Friday, September 19, 2008
Tart of the Week: Elizabeth Lady Craven
Let's talk of a pure London girl this week. Who doesn't love those? They're cute and fun and have great outfits. Sure, there might be some complications with men and you can't cross them on a bad day but that is part of of their charm. Lady Elizabeth Berkeley was born in Westminster in 1750, the daughter of an earl. Not much is known of early life, but at 17 she married the Honourable William Craven who became the 6th Baron Craven two years later.
As is typical of these aristocratic tarts, Elizabeth's marriage was a rocky one. She had an affair quickly after her marriage with the Duc de Guines, a French ambassador. Despite this, she managed to pop out six children. But Elizabeth wanted more than just that and settling into the boring life of a docile wife left a bad taste in her mouth. Her true calling was writing and she produced many notable plays, books, and even a memoir. Her writing pursuits introduced her celebrities like Samuel Johnson, James Boswell, and Horace Walpole, and lasting friendships were established.
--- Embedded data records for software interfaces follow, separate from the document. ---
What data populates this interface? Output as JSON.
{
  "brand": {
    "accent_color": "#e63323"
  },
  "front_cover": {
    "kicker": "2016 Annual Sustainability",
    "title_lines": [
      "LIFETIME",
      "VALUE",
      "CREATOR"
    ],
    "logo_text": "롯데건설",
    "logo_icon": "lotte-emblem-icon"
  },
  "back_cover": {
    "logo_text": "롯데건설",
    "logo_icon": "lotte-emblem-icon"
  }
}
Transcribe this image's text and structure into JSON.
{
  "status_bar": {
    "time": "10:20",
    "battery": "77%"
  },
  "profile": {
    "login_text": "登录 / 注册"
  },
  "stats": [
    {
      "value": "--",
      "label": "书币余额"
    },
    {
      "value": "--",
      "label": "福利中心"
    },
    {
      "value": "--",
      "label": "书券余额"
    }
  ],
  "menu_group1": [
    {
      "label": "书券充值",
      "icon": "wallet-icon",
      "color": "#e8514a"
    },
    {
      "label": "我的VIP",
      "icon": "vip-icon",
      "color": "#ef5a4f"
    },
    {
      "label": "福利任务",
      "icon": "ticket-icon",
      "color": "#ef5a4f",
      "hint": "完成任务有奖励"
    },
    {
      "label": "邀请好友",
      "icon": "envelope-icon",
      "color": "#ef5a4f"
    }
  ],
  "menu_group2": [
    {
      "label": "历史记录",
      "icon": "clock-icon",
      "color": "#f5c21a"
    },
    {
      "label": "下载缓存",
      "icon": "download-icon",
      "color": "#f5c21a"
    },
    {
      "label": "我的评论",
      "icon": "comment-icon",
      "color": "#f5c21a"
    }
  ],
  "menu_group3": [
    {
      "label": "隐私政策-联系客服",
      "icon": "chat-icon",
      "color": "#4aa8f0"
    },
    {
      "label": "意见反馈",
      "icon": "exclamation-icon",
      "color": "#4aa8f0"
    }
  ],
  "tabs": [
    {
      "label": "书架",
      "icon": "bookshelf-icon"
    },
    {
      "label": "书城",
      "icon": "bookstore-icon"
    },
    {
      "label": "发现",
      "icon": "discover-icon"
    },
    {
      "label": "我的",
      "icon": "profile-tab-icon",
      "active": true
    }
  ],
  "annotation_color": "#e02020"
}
Meanwhile, Elizabeth was developing quite the reputation as a bona fide party-girl. She gambled, drank, and slept around. In fact, it seems as though she was the life of the party although I would love to know if that novelty went away with age. One of Elizabeth's affairs was with Christian Friedrich Karl Alexander, the Margrave of Brandenburg-Ansbach who was the grandson of the King of Prussia.
By 1780 the earl had had enough of her affairs and partying (despite him having his own affairs) and the couple divorced. Now, here is an interesting little fact. At the time of the divorce (in a means of self-consolation?) Lord Craven decided to build a home on the old hunting grounds of Anne Boleyn. This woodland retreat was dubbed "Craven Cottage" and although the original structure has been replaced by a football pitch, it still remains the name of Fulham FC's home stadium. I have had the luck of seeing not one, but two of my clubs defeated by Fulham on this historic Craven ground. But that's what being a Newcastle fan gets you....
But I digress! The newly divorced Elizabeth traveled the continent, writing and partying along the way. One of her more notable works was A Journey through the Crimea to Constantinople. Also, being a party girl she had rivalries with other tarts. She referred to Grace Elliot as 'Glumdalclitch' -the giantess from Gulliver's Travels. In 1791 the wife of her longtime lover, Alexander (the Margrave), died. Later that year in September, Elizabeth's ex-husband died as well. By Halloween her and Alexander were wed. The two lived an lavish life together (he had already built her houses before they were married) but were ostracized by high society for their scandalous pasts. This didn't stop them from throwing parties in their Hammersmith home. Elizabeth continued writing plays at this time and sometimes would be seen in the theatre on the stage alongside Mrs. Abington, rather than in the audience. Elizabeth also was not allowed to share her husband's rank and title although in Enlgand they were refered to as the Margrave and Margravine. Eventually, she was given the title of Princess Berkeley by Emperor Francis II of the Holy Roman Empire. A few years later, Alexander died.
After her husband's death in 1806 Elizabeth withdrew to her home, Craven Villa, in Naples. She died in 1828 after writing her Memoirs but her spirit is immortalized in Hammersmith with two streets named after her, Margravine Gardens and Margravine Road.